Congratulations to Parsons and carpenters from the South Eastern Carpenters Regional Council (SECRC) for capturing an elite safety award from the United States Department of Energy.
The DOE awarded Voluntary Protection Program (VPP) Star status on the Salt Waste Processing Facility (SWPF). This is a facility within the DOE’s Nuclear Reservation Savannah River Site near Aiken, South Carolina. Parsons is the prime contractor on SWPF, designed to process the radioactive waste stored in underground tanks at the Savannah River site.

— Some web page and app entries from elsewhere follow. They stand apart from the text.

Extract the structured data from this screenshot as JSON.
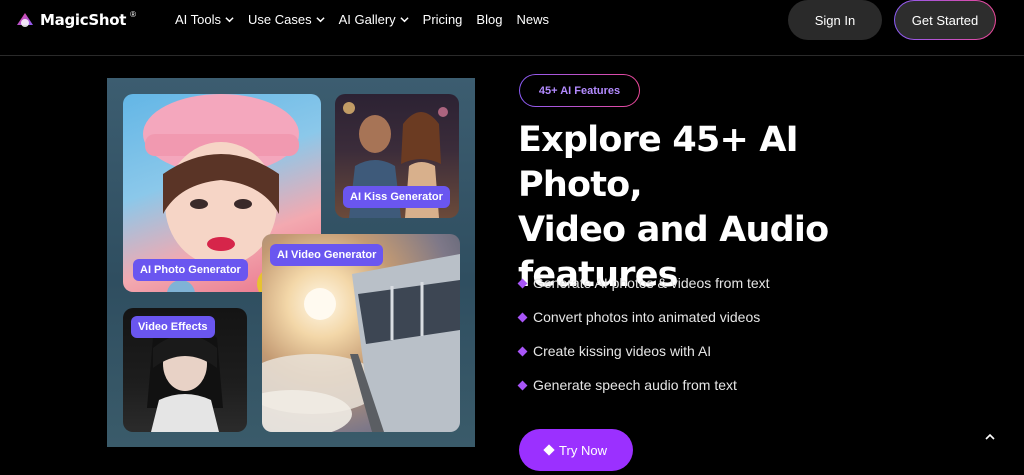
{
  "nav": {
    "brand": "MagicShot",
    "brand_reg": "®",
    "menu": [
      {
        "label": "AI Tools",
        "dropdown": true
      },
      {
        "label": "Use Cases",
        "dropdown": true
      },
      {
        "label": "AI Gallery",
        "dropdown": true
      },
      {
        "label": "Pricing",
        "dropdown": false
      },
      {
        "label": "Blog",
        "dropdown": false
      },
      {
        "label": "News",
        "dropdown": false
      }
    ],
    "signin_label": "Sign In",
    "get_started_label": "Get Started"
  },
  "collage": {
    "tags": {
      "photo": "AI Photo Generator",
      "kiss": "AI Kiss Generator",
      "video": "AI Video Generator",
      "effects": "Video Effects"
    }
  },
  "hero": {
    "badge": "45+ AI Features",
    "headline_lines": [
      "Explore 45+ AI Photo,",
      "Video and Audio",
      "features"
    ],
    "features": [
      "Generate AI photos & videos from text",
      "Convert photos into animated videos",
      "Create kissing videos with AI",
      "Generate speech audio from text"
    ],
    "cta_label": "Try Now"
  },
  "colors": {
    "accent": "#9b30ff",
    "tag_bg": "#6a56f0",
    "badge_text": "#b38bff",
    "gradient_start": "#8b5cf6",
    "gradient_end": "#ec4899"
  },
  "icons": {
    "logo": "magicshot-logo-icon",
    "dropdown": "chevron-down-icon",
    "bullet": "diamond-bullet-icon",
    "cta": "sparkle-icon",
    "scroll": "chevron-up-icon"
  }
}
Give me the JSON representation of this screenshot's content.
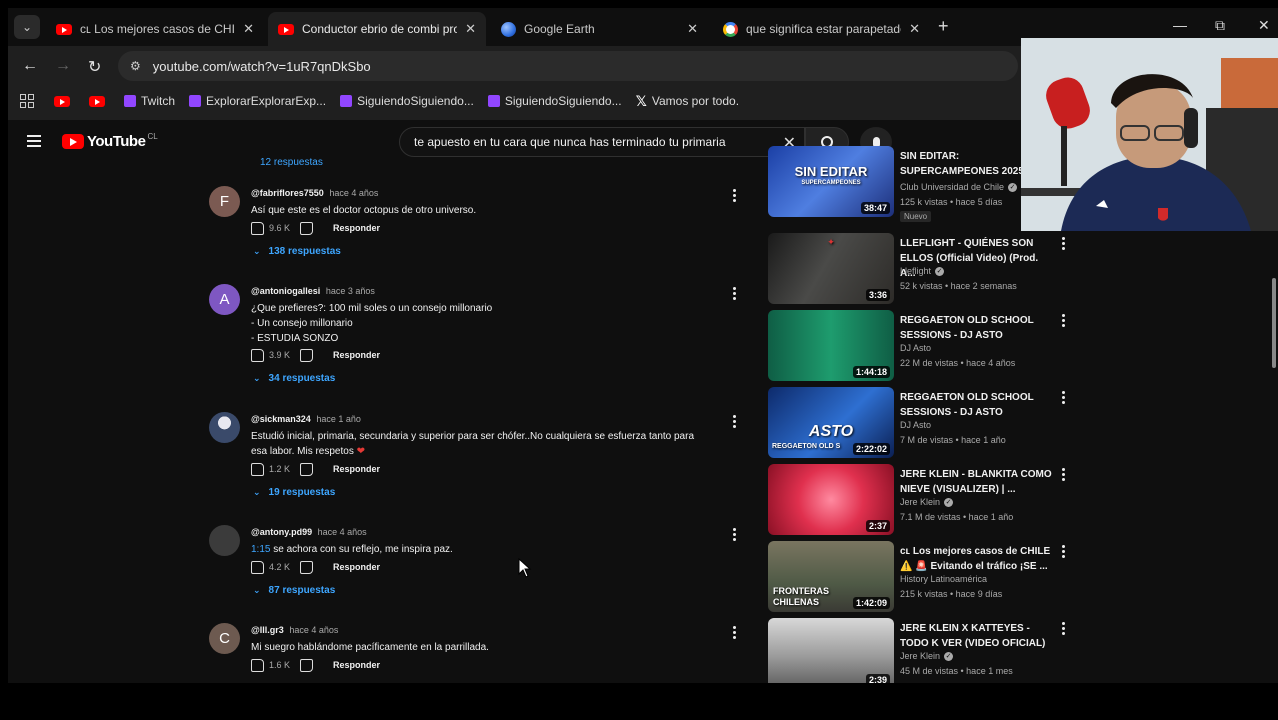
{
  "tabs": [
    {
      "title": "ᴄʟ Los mejores casos de CHILE ⚠️",
      "favicon": "youtube-icon",
      "active": false
    },
    {
      "title": "Conductor ebrio de combi provoca",
      "favicon": "youtube-icon",
      "active": true
    },
    {
      "title": "Google Earth",
      "favicon": "google-earth-icon",
      "active": false
    },
    {
      "title": "que significa estar parapetado",
      "favicon": "google-icon",
      "active": false
    }
  ],
  "address_bar": {
    "url": "youtube.com/watch?v=1uR7qnDkSbo"
  },
  "bookmarks": [
    {
      "label": "",
      "icon": "youtube-icon"
    },
    {
      "label": "",
      "icon": "youtube-icon"
    },
    {
      "label": "Twitch",
      "icon": "twitch-icon"
    },
    {
      "label": "ExplorarExplorarExp...",
      "icon": "twitch-icon"
    },
    {
      "label": "SiguiendoSiguiendo...",
      "icon": "twitch-icon"
    },
    {
      "label": "SiguiendoSiguiendo...",
      "icon": "twitch-icon"
    },
    {
      "label": "Vamos por todo.",
      "icon": "x-icon"
    }
  ],
  "youtube": {
    "logo_text": "YouTube",
    "country_code": "CL",
    "search_query": "te apuesto en tu cara que nunca has terminado tu primaria"
  },
  "comments": {
    "top_replies_label": "12 respuestas",
    "reply_label": "Responder",
    "items": [
      {
        "author": "@fabriflores7550",
        "time": "hace 4 años",
        "avatar_letter": "F",
        "avatar_color": "#7b5a52",
        "lines": [
          "Así que este es el doctor octopus de otro universo."
        ],
        "likes": "9.6 K",
        "replies": "138 respuestas"
      },
      {
        "author": "@antoniogallesi",
        "time": "hace 3 años",
        "avatar_letter": "A",
        "avatar_color": "#7e57c2",
        "lines": [
          "¿Que prefieres?: 100 mil soles o un consejo millonario",
          "- Un consejo millonario",
          "- ESTUDIA SONZO"
        ],
        "likes": "3.9 K",
        "replies": "34 respuestas"
      },
      {
        "author": "@sickman324",
        "time": "hace 1 año",
        "avatar_letter": "",
        "avatar_color": "#3a4a6a",
        "lines": [
          "Estudió inicial, primaria, secundaria y superior para ser chófer..No cualquiera se esfuerza tanto para",
          "esa labor. Mis respetos"
        ],
        "likes": "1.2 K",
        "replies": "19 respuestas"
      },
      {
        "author": "@antony.pd99",
        "time": "hace 4 años",
        "avatar_letter": "",
        "avatar_color": "#3b3b3b",
        "timestamp": "1:15",
        "lines": [
          "se achora con su reflejo, me inspira paz."
        ],
        "likes": "4.2 K",
        "replies": "87 respuestas"
      },
      {
        "author": "@lll.gr3",
        "time": "hace 4 años",
        "avatar_letter": "C",
        "avatar_color": "#6d5a50",
        "lines": [
          "Mi suegro hablándome pacíficamente en la parrillada."
        ],
        "likes": "1.6 K",
        "replies": ""
      }
    ]
  },
  "recommendations": [
    {
      "title_lines": [
        "SIN EDITAR:",
        "SUPERCAMPEONES 2025"
      ],
      "channel": "Club Universidad de Chile",
      "verified": true,
      "meta": "125 k vistas • hace 5 días",
      "badge": "Nuevo",
      "duration": "38:47",
      "thumb_text": "SIN EDITAR",
      "thumb_sub": "SUPERCAMPEONES"
    },
    {
      "title_lines": [
        "LLEFLIGHT - QUIÉNES SON",
        "ELLOS (Official Video) (Prod. A..."
      ],
      "channel": "Lleflight",
      "verified": true,
      "meta": "52 k vistas • hace 2 semanas",
      "badge": "",
      "duration": "3:36",
      "thumb_text": "",
      "thumb_sub": ""
    },
    {
      "title_lines": [
        "REGGAETON OLD SCHOOL",
        "SESSIONS - DJ ASTO"
      ],
      "channel": "DJ Asto",
      "verified": false,
      "meta": "22 M de vistas • hace 4 años",
      "badge": "",
      "duration": "1:44:18",
      "thumb_text": "",
      "thumb_sub": ""
    },
    {
      "title_lines": [
        "REGGAETON OLD SCHOOL",
        "SESSIONS - DJ ASTO"
      ],
      "channel": "DJ Asto",
      "verified": false,
      "meta": "7 M de vistas • hace 1 año",
      "badge": "",
      "duration": "2:22:02",
      "thumb_text": "ASTO",
      "thumb_sub": "REGGAETON OLD S"
    },
    {
      "title_lines": [
        "JERE KLEIN - BLANKITA COMO",
        "NIEVE (VISUALIZER) | ..."
      ],
      "channel": "Jere Klein",
      "verified": true,
      "meta": "7.1 M de vistas • hace 1 año",
      "badge": "",
      "duration": "2:37",
      "thumb_text": "",
      "thumb_sub": ""
    },
    {
      "title_lines": [
        "ᴄʟ Los mejores casos de CHILE",
        "⚠️ 🚨 Evitando el tráfico ¡SE ..."
      ],
      "channel": "History Latinoamérica",
      "verified": false,
      "meta": "215 k vistas • hace 9 días",
      "badge": "",
      "duration": "1:42:09",
      "thumb_text": "FRONTERAS",
      "thumb_sub": "CHILENAS"
    },
    {
      "title_lines": [
        "JERE KLEIN X KATTEYES -",
        "TODO K VER (VIDEO OFICIAL)"
      ],
      "channel": "Jere Klein",
      "verified": true,
      "meta": "45 M de vistas • hace 1 mes",
      "badge": "",
      "duration": "2:39",
      "thumb_text": "",
      "thumb_sub": ""
    }
  ],
  "colors": {
    "link_blue": "#3ea6ff",
    "youtube_red": "#ff0000",
    "page_bg": "#0f0f0f"
  }
}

The $2.3 billion project, which is nearly completed, launched in June 2008 and has been a consistently safe and successful jobsite, fueled by the more than 100 union carpenters who work there. Considered 93% complete at the end of 2015, the project has a recordable injury case rate 70% below the industry average over the life of the project, according to the Parsons web site.
SECRC carpenter tasks included scaffolding, concrete forms, metal studs and drywall, computer floors, doors and hardware, carpet and VCT flooring, and rigging.
“We require that each carpenter working for Parsons must not only complete 40-hour scaffolding training, but they also must complete our customized MEVA form training,” said Larry Phillips, executive secretary-treasurer of the SECRC.
Through the Voluntary Protection Program, the DOE recognizes excellence in worksite safety and health performance. Star status is the program’s highest rating. To qualify at the site level, a workplace must pass a rigorous inspection and demonstrate a commitment to employee protection that exceeds OSHA standards. Key strategies include weekly safety meetings and worker recognition incentive programs.
“Safety is a core value at Parsons,” stated Frank Sheppard, Parsons Vice President and Project Manager in the Parsons news release about the award. “I am proud of our project team for their commitment to the well-being of their coworkers and for earning this well-deserved recognition by the DOE.”